She also offered a unique endorsement for Nelson, who has benefited from the national attention and enthusiasm that the campaign of the decades-younger Gillum has drawn.

"Listen, I know the guy's not flashy, not flashy," Frankel said of Nelson. "But I will tell you this, he is hardworking, he is dependable and he tells the truth."

Nelson, a veteran of Florida politics, preceded Gillum on stage, proclaiming the two "the winning ticket."

Buffett is no stranger to Florida politics: He and then Gov. Bob Graham co-founded the Save the Manatee Club in 1981 and Buffett in August played a similar benefit concert for Graham's daughter, Gwen Graham, who finished second to Gillum in the Democratic primary.
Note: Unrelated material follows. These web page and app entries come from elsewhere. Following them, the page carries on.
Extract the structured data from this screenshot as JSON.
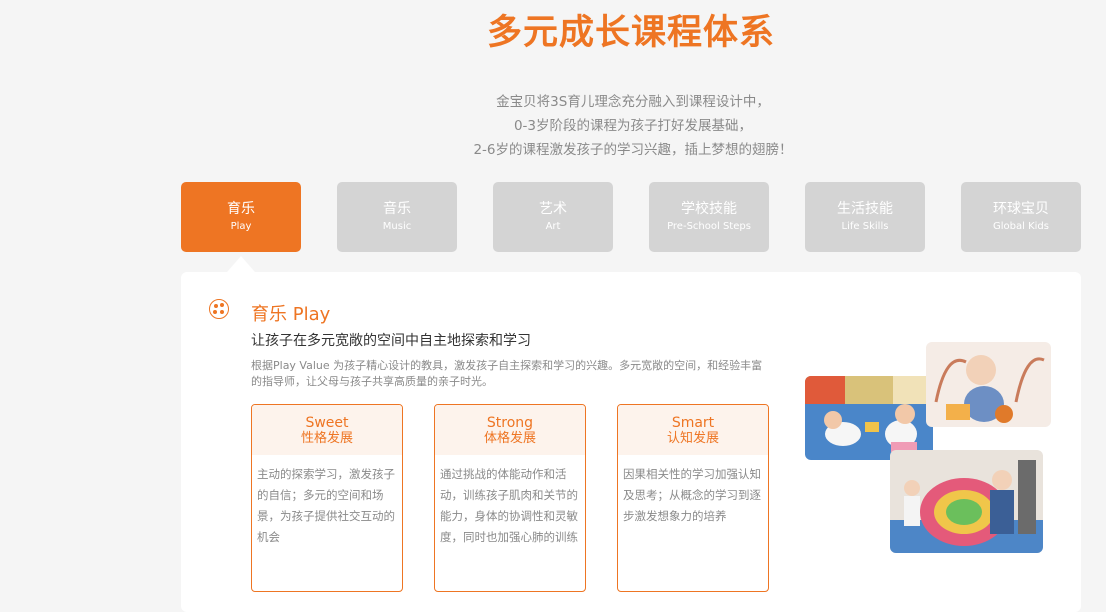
{
  "title": "多元成长课程体系",
  "intro": [
    "金宝贝将3S育儿理念充分融入到课程设计中，",
    "0-3岁阶段的课程为孩子打好发展基础，",
    "2-6岁的课程激发孩子的学习兴趣，插上梦想的翅膀！"
  ],
  "tabs": [
    {
      "cn": "育乐",
      "en": "Play",
      "active": true
    },
    {
      "cn": "音乐",
      "en": "Music",
      "active": false
    },
    {
      "cn": "艺术",
      "en": "Art",
      "active": false
    },
    {
      "cn": "学校技能",
      "en": "Pre-School Steps",
      "active": false
    },
    {
      "cn": "生活技能",
      "en": "Life Skills",
      "active": false
    },
    {
      "cn": "环球宝贝",
      "en": "Global Kids",
      "active": false
    }
  ],
  "panel": {
    "icon": "ball-icon",
    "heading": "育乐 Play",
    "subtitle": "让孩子在多元宽敞的空间中自主地探索和学习",
    "description": "根据Play Value 为孩子精心设计的教具，激发孩子自主探索和学习的兴趣。多元宽敞的空间，和经验丰富的指导师，让父母与孩子共享高质量的亲子时光。",
    "cards": [
      {
        "en": "Sweet",
        "cn": "性格发展",
        "text": "主动的探索学习，激发孩子的自信；多元的空间和场景，为孩子提供社交互动的机会"
      },
      {
        "en": "Strong",
        "cn": "体格发展",
        "text": "通过挑战的体能动作和活动，训练孩子肌肉和关节的能力，身体的协调性和灵敏度，同时也加强心肺的训练"
      },
      {
        "en": "Smart",
        "cn": "认知发展",
        "text": "因果相关性的学习加强认知及思考；从概念的学习到逐步激发想象力的培养"
      }
    ]
  },
  "colors": {
    "accent": "#ee7523",
    "tab_inactive": "#d4d4d4",
    "background": "#f5f5f5"
  }
}
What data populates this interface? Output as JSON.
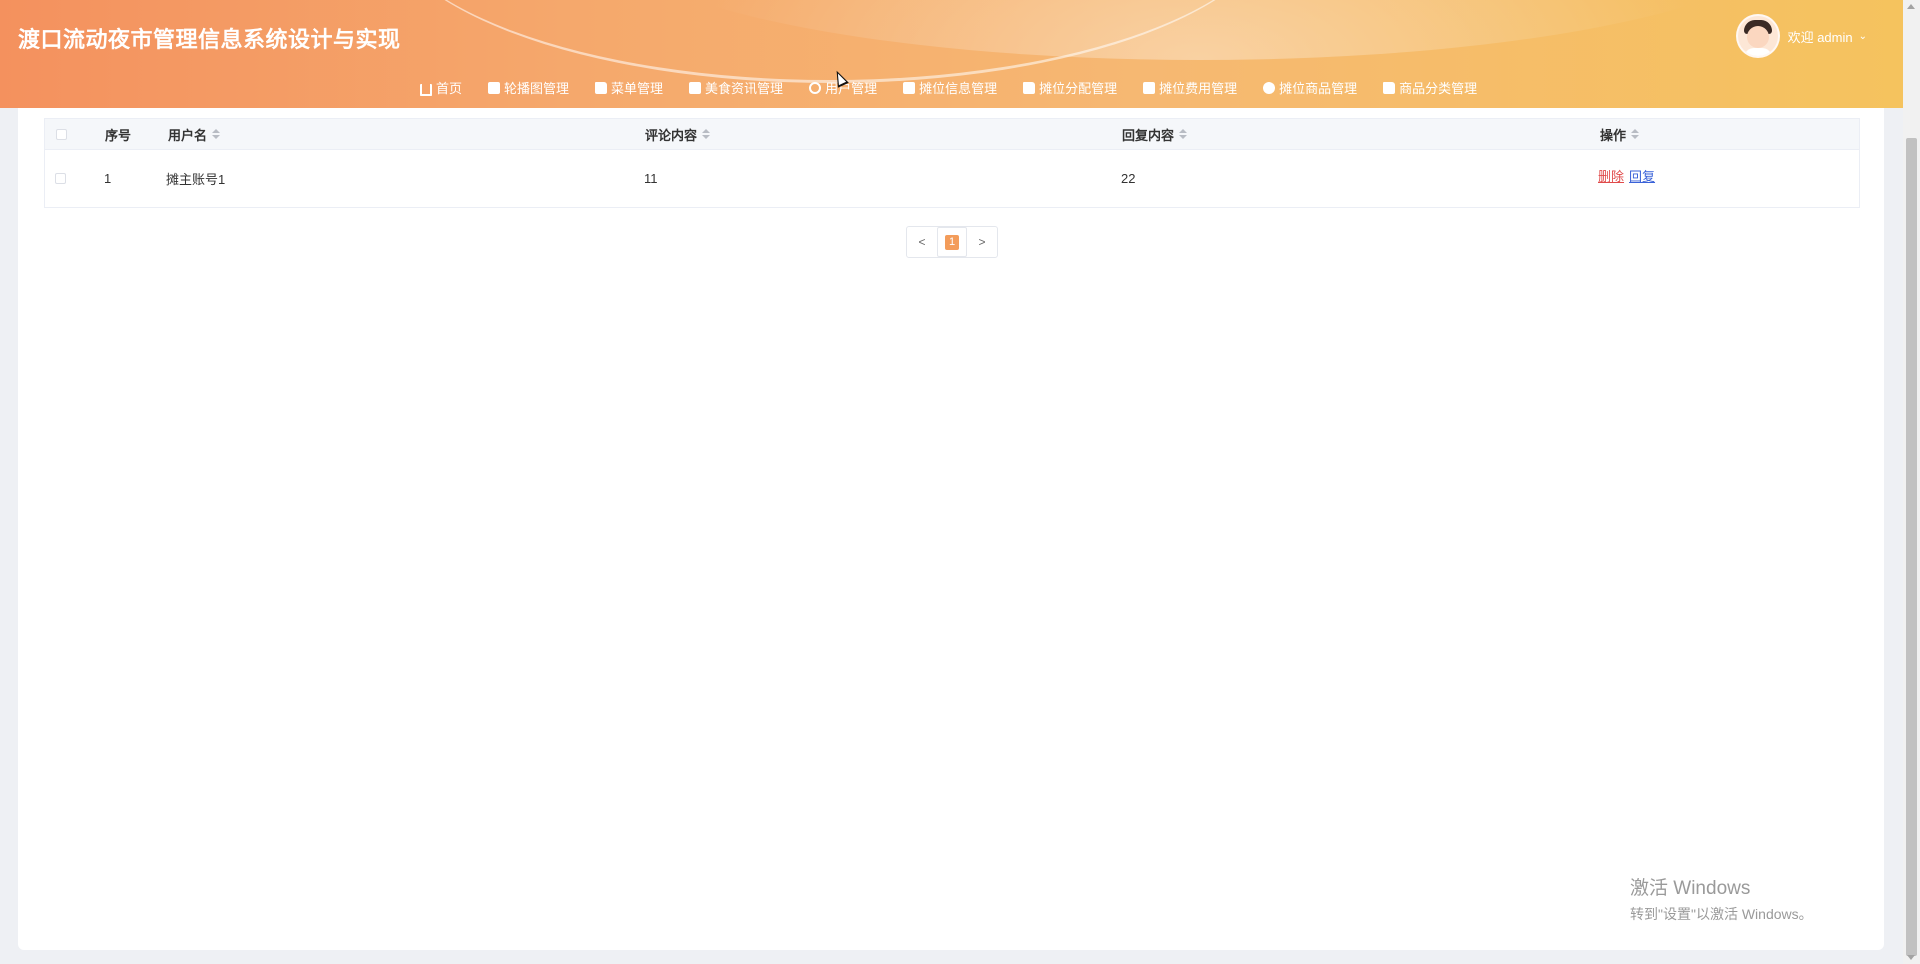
{
  "header": {
    "title": "渡口流动夜市管理信息系统设计与实现",
    "welcome": "欢迎 admin",
    "colors": {
      "gradient_start": "#f4915e",
      "gradient_end": "#f5c35e"
    }
  },
  "nav": {
    "items": [
      {
        "label": "首页",
        "icon": "home-icon"
      },
      {
        "label": "轮播图管理",
        "icon": "grid-icon"
      },
      {
        "label": "菜单管理",
        "icon": "folder-icon"
      },
      {
        "label": "美食资讯管理",
        "icon": "grid-icon"
      },
      {
        "label": "用户管理",
        "icon": "user-icon"
      },
      {
        "label": "摊位信息管理",
        "icon": "tag-icon"
      },
      {
        "label": "摊位分配管理",
        "icon": "bag-icon"
      },
      {
        "label": "摊位费用管理",
        "icon": "grid-icon"
      },
      {
        "label": "摊位商品管理",
        "icon": "circle-icon"
      },
      {
        "label": "商品分类管理",
        "icon": "folder-icon"
      }
    ]
  },
  "table": {
    "columns": [
      "序号",
      "用户名",
      "评论内容",
      "回复内容",
      "操作"
    ],
    "rows": [
      {
        "index": "1",
        "username": "摊主账号1",
        "comment": "11",
        "reply": "22",
        "delete": "删除",
        "reply_action": "回复"
      }
    ]
  },
  "pagination": {
    "prev": "<",
    "current": "1",
    "next": ">",
    "accent": "#f39c5a"
  },
  "watermark": {
    "line1": "激活 Windows",
    "line2": "转到\"设置\"以激活 Windows。"
  }
}
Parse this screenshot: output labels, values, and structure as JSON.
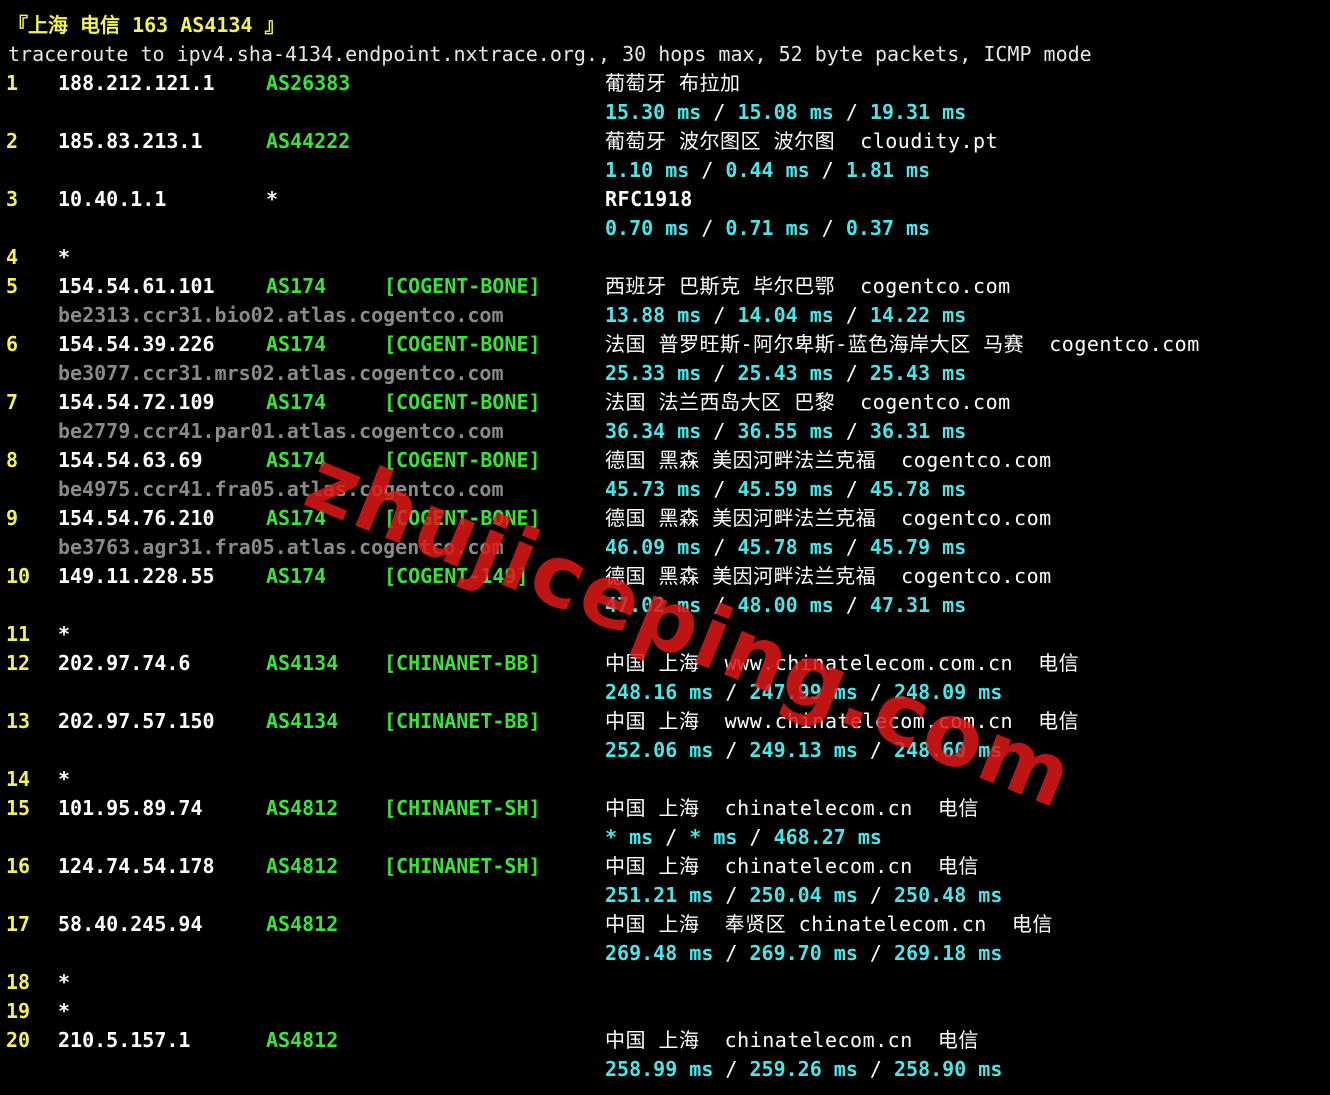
{
  "header": {
    "title": "『上海 电信 163 AS4134 』",
    "command": "traceroute to ipv4.sha-4134.endpoint.nxtrace.org., 30 hops max, 52 byte packets, ICMP mode"
  },
  "watermark": "zhujiceping.com",
  "hops": [
    {
      "num": "1",
      "ip": "188.212.121.1",
      "asn": "AS26383",
      "tag": "",
      "geo": "葡萄牙 布拉加",
      "rdns": "",
      "rtt": [
        "15.30 ms",
        "15.08 ms",
        "19.31 ms"
      ]
    },
    {
      "num": "2",
      "ip": "185.83.213.1",
      "asn": "AS44222",
      "tag": "",
      "geo": "葡萄牙 波尔图区 波尔图  cloudity.pt",
      "rdns": "",
      "rtt": [
        "1.10 ms",
        "0.44 ms",
        "1.81 ms"
      ]
    },
    {
      "num": "3",
      "ip": "10.40.1.1",
      "asn": "*",
      "tag": "",
      "geo": "RFC1918",
      "rdns": "",
      "rtt": [
        "0.70 ms",
        "0.71 ms",
        "0.37 ms"
      ]
    },
    {
      "num": "4",
      "ip": "*",
      "asn": "",
      "tag": "",
      "geo": "",
      "rdns": "",
      "rtt": []
    },
    {
      "num": "5",
      "ip": "154.54.61.101",
      "asn": "AS174",
      "tag": "[COGENT-BONE]",
      "geo": "西班牙 巴斯克 毕尔巴鄂  cogentco.com",
      "rdns": "be2313.ccr31.bio02.atlas.cogentco.com",
      "rtt": [
        "13.88 ms",
        "14.04 ms",
        "14.22 ms"
      ]
    },
    {
      "num": "6",
      "ip": "154.54.39.226",
      "asn": "AS174",
      "tag": "[COGENT-BONE]",
      "geo": "法国 普罗旺斯-阿尔卑斯-蓝色海岸大区 马赛  cogentco.com",
      "rdns": "be3077.ccr31.mrs02.atlas.cogentco.com",
      "rtt": [
        "25.33 ms",
        "25.43 ms",
        "25.43 ms"
      ]
    },
    {
      "num": "7",
      "ip": "154.54.72.109",
      "asn": "AS174",
      "tag": "[COGENT-BONE]",
      "geo": "法国 法兰西岛大区 巴黎  cogentco.com",
      "rdns": "be2779.ccr41.par01.atlas.cogentco.com",
      "rtt": [
        "36.34 ms",
        "36.55 ms",
        "36.31 ms"
      ]
    },
    {
      "num": "8",
      "ip": "154.54.63.69",
      "asn": "AS174",
      "tag": "[COGENT-BONE]",
      "geo": "德国 黑森 美因河畔法兰克福  cogentco.com",
      "rdns": "be4975.ccr41.fra05.atlas.cogentco.com",
      "rtt": [
        "45.73 ms",
        "45.59 ms",
        "45.78 ms"
      ]
    },
    {
      "num": "9",
      "ip": "154.54.76.210",
      "asn": "AS174",
      "tag": "[COGENT-BONE]",
      "geo": "德国 黑森 美因河畔法兰克福  cogentco.com",
      "rdns": "be3763.agr31.fra05.atlas.cogentco.com",
      "rtt": [
        "46.09 ms",
        "45.78 ms",
        "45.79 ms"
      ]
    },
    {
      "num": "10",
      "ip": "149.11.228.55",
      "asn": "AS174",
      "tag": "[COGENT-149]",
      "geo": "德国 黑森 美因河畔法兰克福  cogentco.com",
      "rdns": "",
      "rtt": [
        "47.02 ms",
        "48.00 ms",
        "47.31 ms"
      ]
    },
    {
      "num": "11",
      "ip": "*",
      "asn": "",
      "tag": "",
      "geo": "",
      "rdns": "",
      "rtt": []
    },
    {
      "num": "12",
      "ip": "202.97.74.6",
      "asn": "AS4134",
      "tag": "[CHINANET-BB]",
      "geo": "中国 上海  www.chinatelecom.com.cn  电信",
      "rdns": "",
      "rtt": [
        "248.16 ms",
        "247.99 ms",
        "248.09 ms"
      ]
    },
    {
      "num": "13",
      "ip": "202.97.57.150",
      "asn": "AS4134",
      "tag": "[CHINANET-BB]",
      "geo": "中国 上海  www.chinatelecom.com.cn  电信",
      "rdns": "",
      "rtt": [
        "252.06 ms",
        "249.13 ms",
        "248.60 ms"
      ]
    },
    {
      "num": "14",
      "ip": "*",
      "asn": "",
      "tag": "",
      "geo": "",
      "rdns": "",
      "rtt": []
    },
    {
      "num": "15",
      "ip": "101.95.89.74",
      "asn": "AS4812",
      "tag": "[CHINANET-SH]",
      "geo": "中国 上海  chinatelecom.cn  电信",
      "rdns": "",
      "rtt": [
        "* ms",
        "* ms",
        "468.27 ms"
      ]
    },
    {
      "num": "16",
      "ip": "124.74.54.178",
      "asn": "AS4812",
      "tag": "[CHINANET-SH]",
      "geo": "中国 上海  chinatelecom.cn  电信",
      "rdns": "",
      "rtt": [
        "251.21 ms",
        "250.04 ms",
        "250.48 ms"
      ]
    },
    {
      "num": "17",
      "ip": "58.40.245.94",
      "asn": "AS4812",
      "tag": "",
      "geo": "中国 上海  奉贤区 chinatelecom.cn  电信",
      "rdns": "",
      "rtt": [
        "269.48 ms",
        "269.70 ms",
        "269.18 ms"
      ]
    },
    {
      "num": "18",
      "ip": "*",
      "asn": "",
      "tag": "",
      "geo": "",
      "rdns": "",
      "rtt": []
    },
    {
      "num": "19",
      "ip": "*",
      "asn": "",
      "tag": "",
      "geo": "",
      "rdns": "",
      "rtt": []
    },
    {
      "num": "20",
      "ip": "210.5.157.1",
      "asn": "AS4812",
      "tag": "",
      "geo": "中国 上海  chinatelecom.cn  电信",
      "rdns": "",
      "rtt": [
        "258.99 ms",
        "259.26 ms",
        "258.90 ms"
      ]
    }
  ]
}
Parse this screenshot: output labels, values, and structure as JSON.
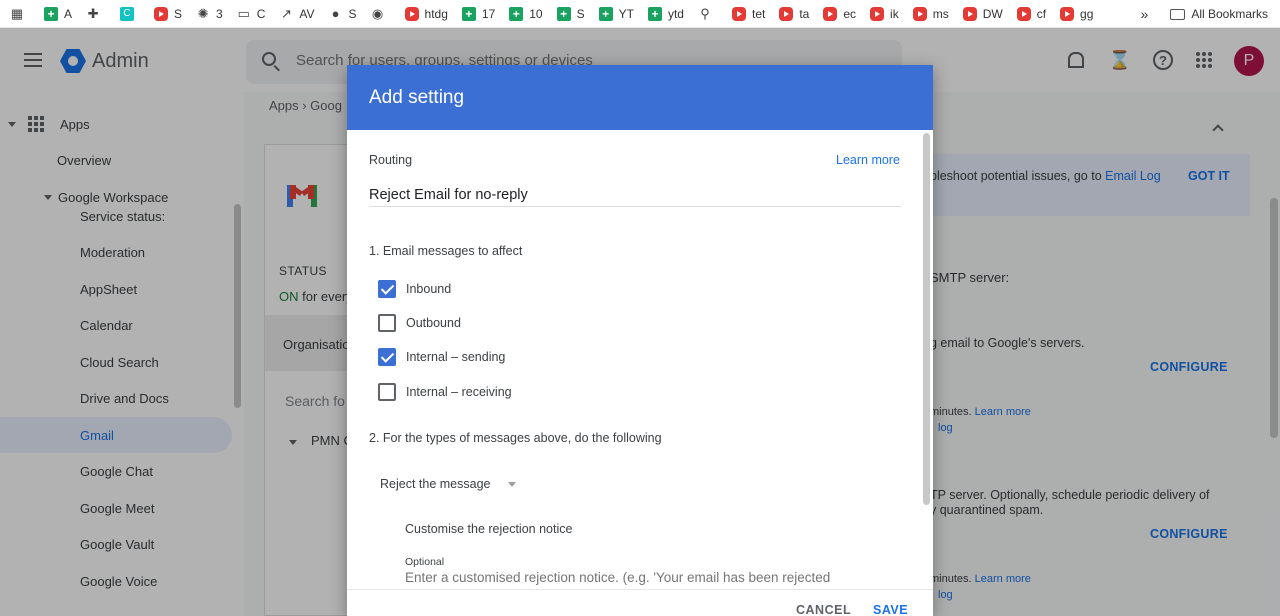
{
  "bookmarks": [
    {
      "label": "",
      "icon": "app-grid-icon",
      "kind": "plain"
    },
    {
      "label": "A",
      "icon": "sheets-icon",
      "kind": "green"
    },
    {
      "label": "",
      "icon": "puzzle-icon",
      "kind": "plain"
    },
    {
      "label": "",
      "icon": "canva-icon",
      "kind": "teal"
    },
    {
      "label": "S",
      "icon": "youtube-icon",
      "kind": "red"
    },
    {
      "label": "3",
      "icon": "openai-icon",
      "kind": "plain"
    },
    {
      "label": "C",
      "icon": "folder-icon",
      "kind": "plain"
    },
    {
      "label": "AV",
      "icon": "trend-icon",
      "kind": "plain"
    },
    {
      "label": "S",
      "icon": "globe-icon",
      "kind": "plain"
    },
    {
      "label": "",
      "icon": "github-icon",
      "kind": "plain"
    },
    {
      "label": "htdg",
      "icon": "youtube-icon",
      "kind": "red"
    },
    {
      "label": "17",
      "icon": "sheets-icon",
      "kind": "green"
    },
    {
      "label": "10",
      "icon": "sheets-icon",
      "kind": "green"
    },
    {
      "label": "S",
      "icon": "sheets-icon",
      "kind": "green"
    },
    {
      "label": "YT",
      "icon": "sheets-icon",
      "kind": "green"
    },
    {
      "label": "ytd",
      "icon": "sheets-icon",
      "kind": "green"
    },
    {
      "label": "",
      "icon": "pin-icon",
      "kind": "plain"
    },
    {
      "label": "tet",
      "icon": "youtube-icon",
      "kind": "red"
    },
    {
      "label": "ta",
      "icon": "youtube-icon",
      "kind": "red"
    },
    {
      "label": "ec",
      "icon": "youtube-icon",
      "kind": "red"
    },
    {
      "label": "ik",
      "icon": "youtube-icon",
      "kind": "red"
    },
    {
      "label": "ms",
      "icon": "youtube-icon",
      "kind": "red"
    },
    {
      "label": "DW",
      "icon": "youtube-icon",
      "kind": "red"
    },
    {
      "label": "cf",
      "icon": "youtube-icon",
      "kind": "red"
    },
    {
      "label": "gg",
      "icon": "youtube-icon",
      "kind": "red"
    }
  ],
  "bookmarks_more": "»",
  "all_bookmarks": "All Bookmarks",
  "header": {
    "brand": "Admin",
    "search_placeholder": "Search for users, groups, settings or devices",
    "avatar_letter": "P"
  },
  "sidebar": {
    "apps": "Apps",
    "overview": "Overview",
    "workspace": "Google Workspace",
    "items": [
      "Service status:",
      "Moderation",
      "AppSheet",
      "Calendar",
      "Cloud Search",
      "Drive and Docs",
      "Gmail",
      "Google Chat",
      "Google Meet",
      "Google Vault",
      "Google Voice"
    ]
  },
  "main": {
    "breadcrumb": "Apps  ›  Goog",
    "status_title": "STATUS",
    "status_on": "ON",
    "status_rest": " for every",
    "org_row": "Organisatio",
    "card_search": "Search fo",
    "ou": "PMN C",
    "info_text": "bleshoot potential issues, go to ",
    "info_link": "Email Log",
    "got_it": "GOT IT",
    "smtp_server": "SMTP server:",
    "email_google": "g email to Google's servers.",
    "configure": "CONFIGURE",
    "minutes": "minutes. ",
    "learn_more": "Learn more",
    "log": "log",
    "tp_server": "TP server. Optionally, schedule periodic delivery of",
    "quarantined": "y quarantined spam."
  },
  "dialog": {
    "title": "Add setting",
    "section": "Routing",
    "learn_more": "Learn more",
    "description_value": "Reject Email for no-reply",
    "step1": "1. Email messages to affect",
    "checkboxes": [
      {
        "label": "Inbound",
        "checked": true
      },
      {
        "label": "Outbound",
        "checked": false
      },
      {
        "label": "Internal – sending",
        "checked": true
      },
      {
        "label": "Internal – receiving",
        "checked": false
      }
    ],
    "step2": "2. For the types of messages above, do the following",
    "action_selected": "Reject the message",
    "customise_label": "Customise the rejection notice",
    "optional_label": "Optional",
    "notice_placeholder": "Enter a customised rejection notice. (e.g. 'Your email has been rejected",
    "cancel": "CANCEL",
    "save": "SAVE"
  },
  "colors": {
    "accent": "#1a73e8",
    "dialog_header": "#3b6fd4",
    "status_on": "#188038",
    "avatar": "#b3164f"
  }
}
Gillum resumed campaigning Saturday after leaving the trail Friday night following the Tallahassee shooting. At a campaign stop with Nelson Saturday morning at the University of Central Florida in Orlando, Gillum said he was "more agitated and activated" to help enact tougher gun laws across the state after visiting with victims of the Tallahassee shooting.

A fervent gun-control advocate, Gillum said one of yoga students was shot multiple times, the other had a collapsed lung.

"I have to tell you that both were in surprisingly encouraging spirits," he said Saturday at the rally. "It tells you something about the human spirit."

He added, "there was one victim in particular who pulled me in close and said, 'I'm expecting you to do something about this gun violence.'"

Herald staff writer Martin Vassolo contributed to this report.